Recently I was talking to my friend who was struggling with her sons new habit. Screaming at the top of his lungs. What do I do, she asked me? So I suggested squirting him with a water bottle every time he did it. “You mean, like a dog?!?!” We both giggled, as if to concur, we both were completely perplexed. How many times does this happen? Our sweet and charming little children pick up mannerisms, attitudes and behaviors that leave us completely puzzled. On a daily basis I spend about 10-13 minutes wishing that children came with an owners manual. I really do not know how people parented before the Internet. In the past 3 days I have googled, “toddler sleep regression”, “child fearing monster in the toilet”, and my favorite, “How to explain a vagina to a 2 year old.”
Because Samantha is my first child I am constantly being faced with the wretched realization that I have no idea what the hell I am doing. Every time she talks back, disobeys or challenges me, I have to assess the situation. “Quick, Cat! Whatchu gonna do? Don’t show fear, she smells it.” So I close my eyes, take a deep breath, and think about what Super Nanny would do. Too bad I don’t have a British accent. That woman could discipline a tadpole and it would listen.
Nevertheless, I do read the parenting books. If you came to my house and glanced at my bookshelf you would think you were at a pediatric therapists office. The books that say consistency is key. The advice that says “let the natural consequence be the punishment.” Or then you get the opposing guidance, “When they rebel, they really just need your love. Grab them and hug them generously.” Is it really any wonder why we sit here on our couches totally confused with all the parenting wisdom we are being hurled? Do I need to ignore Samantha’s tantrum or chase her down the hall for cuddles?
It is times like these where I am thankful that I have my mother. My mom is a teacher and spent time in child development classrooms learning about behavior, discipline and adolescence. I am often calling her saying, “I did A. B. and C. but its not working, what now?” or “Samantha keeps licking our arms.

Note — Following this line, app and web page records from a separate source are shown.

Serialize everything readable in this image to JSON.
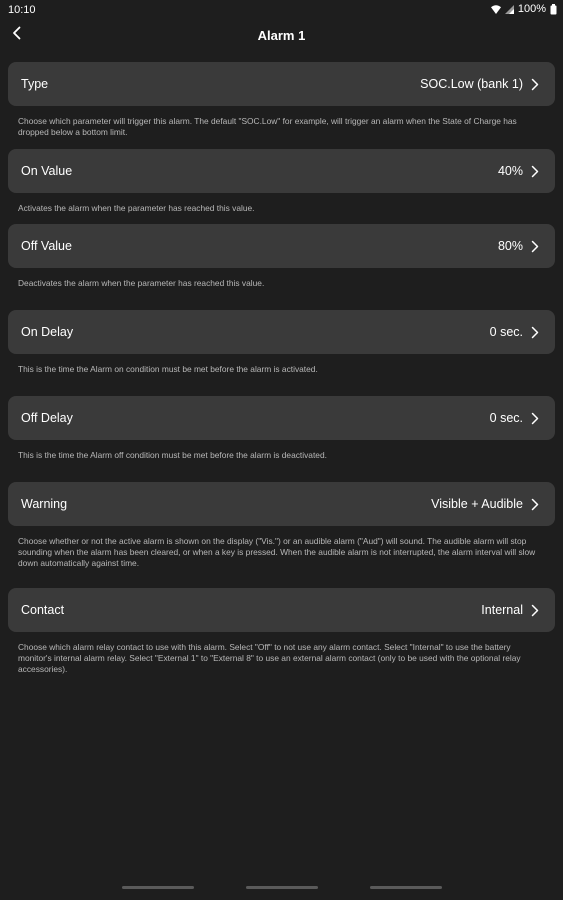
{
  "status_bar": {
    "time": "10:10",
    "battery": "100%"
  },
  "header": {
    "title": "Alarm 1"
  },
  "settings": [
    {
      "label": "Type",
      "value": "SOC.Low (bank 1)",
      "description": "Choose which parameter will trigger this alarm. The default \"SOC.Low\" for example, will trigger an alarm when the State of Charge has dropped below a bottom limit."
    },
    {
      "label": "On Value",
      "value": "40%",
      "description": "Activates the alarm when the parameter has reached this value."
    },
    {
      "label": "Off Value",
      "value": "80%",
      "description": "Deactivates the alarm when the parameter has reached this value."
    },
    {
      "label": "On Delay",
      "value": "0 sec.",
      "description": "This is the time the Alarm on condition must be met before the alarm is activated."
    },
    {
      "label": "Off Delay",
      "value": "0 sec.",
      "description": "This is the time the Alarm off condition must be met before the alarm is deactivated."
    },
    {
      "label": "Warning",
      "value": "Visible + Audible",
      "description": "Choose whether or not the active alarm is shown on the display (\"Vis.\") or an audible alarm (\"Aud\") will sound. The audible alarm will stop sounding when the alarm has been cleared, or when a key is pressed. When the audible alarm is not interrupted, the alarm interval will slow down automatically against time."
    },
    {
      "label": "Contact",
      "value": "Internal",
      "description": "Choose which alarm relay contact to use with this alarm. Select \"Off\" to not use any alarm contact. Select \"Internal\" to use the battery monitor's internal alarm relay. Select \"External 1\" to \"External 8\" to use an external alarm contact (only to be used with the optional relay accessories)."
    }
  ]
}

Is this normal?” After she laughs at all my questions she acknowledges my worries and then gives me some sort of encouragement that goes along the lines of, “You’ll be okay.” I secretly think she loves that I am now feeling all the despair and confusion that I gave her when I was younger. Touché, Grandma!
Now, let me be clear. I am writing this because 1) I am beginning to realize (and appreciate) that we are ALL baffled on this parenthood puzzle. 2) It needs to be talked about more often. Why are performing like we have all our ducks in a row? And 3) I need some humility and humor to get me through the day. I am on my 6th Oreo and its barely 11am.
Regardless of how hard children can be, I love being a Mom. I love that she jumps on the couch yelling, “Mom, lets cuddle!” Or when she mimics what I do in order to be just like me. I admire my daughters’ humor, her joy, and the way she can make a stranger smile. I love that she makes me want to be a better Mother, and I hope that I can be that, however, I know that she’ll forgive me if I don’t have it all figured out. She’ll love me regardless. This I know.